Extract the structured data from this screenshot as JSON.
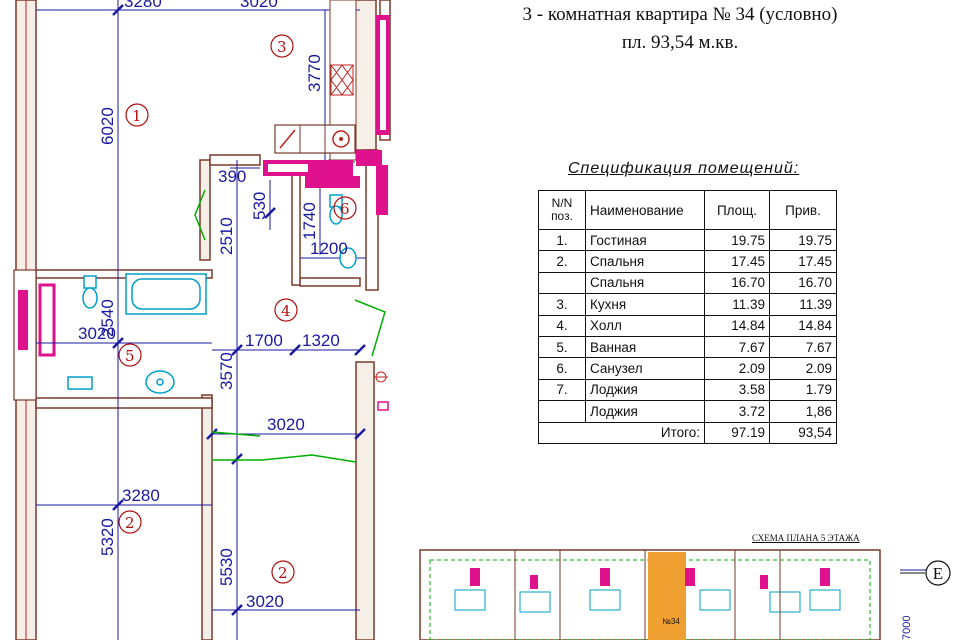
{
  "header": {
    "title": "3 - комнатная квартира № 34   (условно)",
    "area": "пл. 93,54 м.кв."
  },
  "spec": {
    "title": "Спецификация помещений:",
    "columns": [
      "N/N поз.",
      "Наименование",
      "Площ.",
      "Прив."
    ],
    "rows": [
      [
        "1.",
        "Гостиная",
        "19.75",
        "19.75"
      ],
      [
        "2.",
        "Спальня",
        "17.45",
        "17.45"
      ],
      [
        "",
        "Спальня",
        "16.70",
        "16.70"
      ],
      [
        "3.",
        "Кухня",
        "11.39",
        "11.39"
      ],
      [
        "4.",
        "Холл",
        "14.84",
        "14.84"
      ],
      [
        "5.",
        "Ванная",
        "7.67",
        "7.67"
      ],
      [
        "6.",
        "Санузел",
        "2.09",
        "2.09"
      ],
      [
        "7.",
        "Лоджия",
        "3.58",
        "1.79"
      ],
      [
        "",
        "Лоджия",
        "3.72",
        "1,86"
      ]
    ],
    "total": [
      "Итого:",
      "97.19",
      "93,54"
    ]
  },
  "plan": {
    "dims": {
      "d3280_top": "3280",
      "d3020_top": "3020",
      "d6020": "6020",
      "d3770": "3770",
      "d390": "390",
      "d530": "530",
      "d2510": "2510",
      "d1740": "1740",
      "d1200": "1200",
      "d2540": "2540",
      "d3020_bath": "3020",
      "d1700": "1700",
      "d1320": "1320",
      "d3570": "3570",
      "d3020_hall": "3020",
      "d3280_bed": "3280",
      "d5320": "5320",
      "d5530": "5530",
      "d3020_bed": "3020",
      "d7000": "7000"
    },
    "rooms": {
      "r1": "1",
      "r2a": "2",
      "r2b": "2",
      "r3": "3",
      "r4": "4",
      "r5": "5",
      "r6": "6"
    },
    "axis_label": "E",
    "scheme_title": "СХЕМА ПЛАНА  5 ЭТАЖА",
    "scheme_marker": "№34"
  },
  "colors": {
    "wall": "#7a3a2a",
    "dimension": "#1a1aa0",
    "room_number": "#b01010",
    "fixture": "#e0118c",
    "window": "#00b000",
    "fixture_blue": "#00a0c8",
    "highlight": "#f0a030"
  }
}
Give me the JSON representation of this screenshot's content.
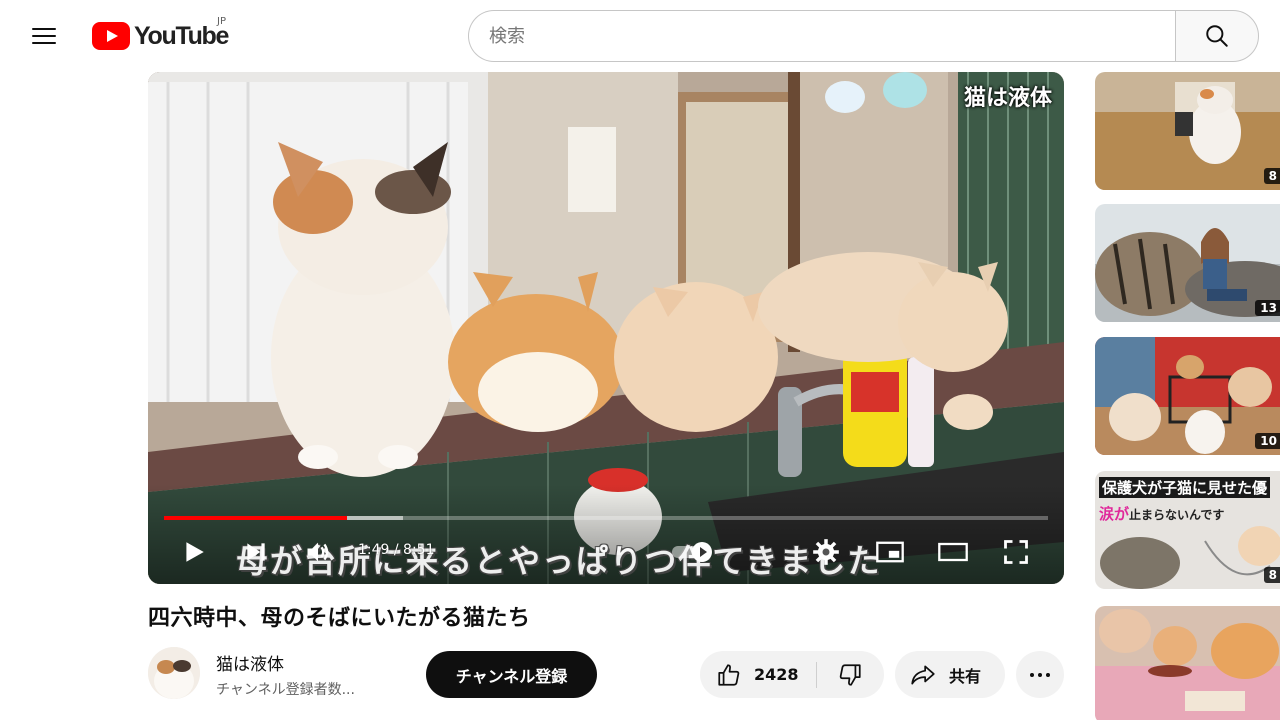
{
  "header": {
    "logo_text": "YouTube",
    "region": "JP",
    "search_placeholder": "検索"
  },
  "player": {
    "watermark": "猫は液体",
    "caption": "母が台所に来るとやっぱりつ伴てきました",
    "time": "1:49 / 8:51",
    "progress_fraction": 0.207,
    "buffered_fraction": 0.27,
    "autoplay_on": true
  },
  "video": {
    "title": "四六時中、母のそばにいたがる猫たち",
    "channel_name": "猫は液体",
    "subscriber_text": "チャンネル登録者数...",
    "subscribe_label": "チャンネル登録",
    "like_count": "2428",
    "share_label": "共有"
  },
  "sidebar": {
    "items": [
      {
        "duration": "8"
      },
      {
        "duration": "13"
      },
      {
        "duration": "10"
      },
      {
        "duration": "8",
        "overlay_line1": "保護犬が子猫に見せた優",
        "overlay_line2_pink": "涙が",
        "overlay_line2_rest": "止まらないんです"
      },
      {
        "duration": ""
      }
    ]
  },
  "colors": {
    "brand_red": "#ff0000",
    "progress_red": "#ff0000",
    "subscribe_bg": "#0f0f0f",
    "chip_bg": "#f2f2f2"
  }
}
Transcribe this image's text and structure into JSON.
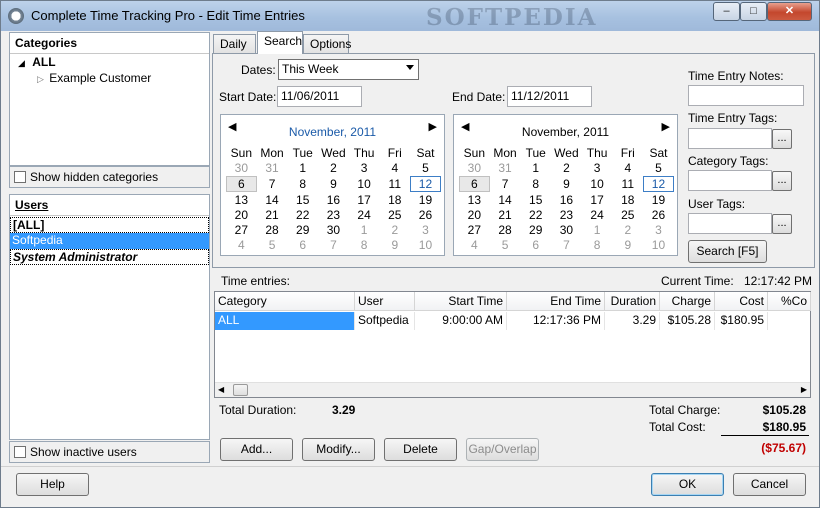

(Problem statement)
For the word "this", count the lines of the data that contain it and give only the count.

(Expected output)
3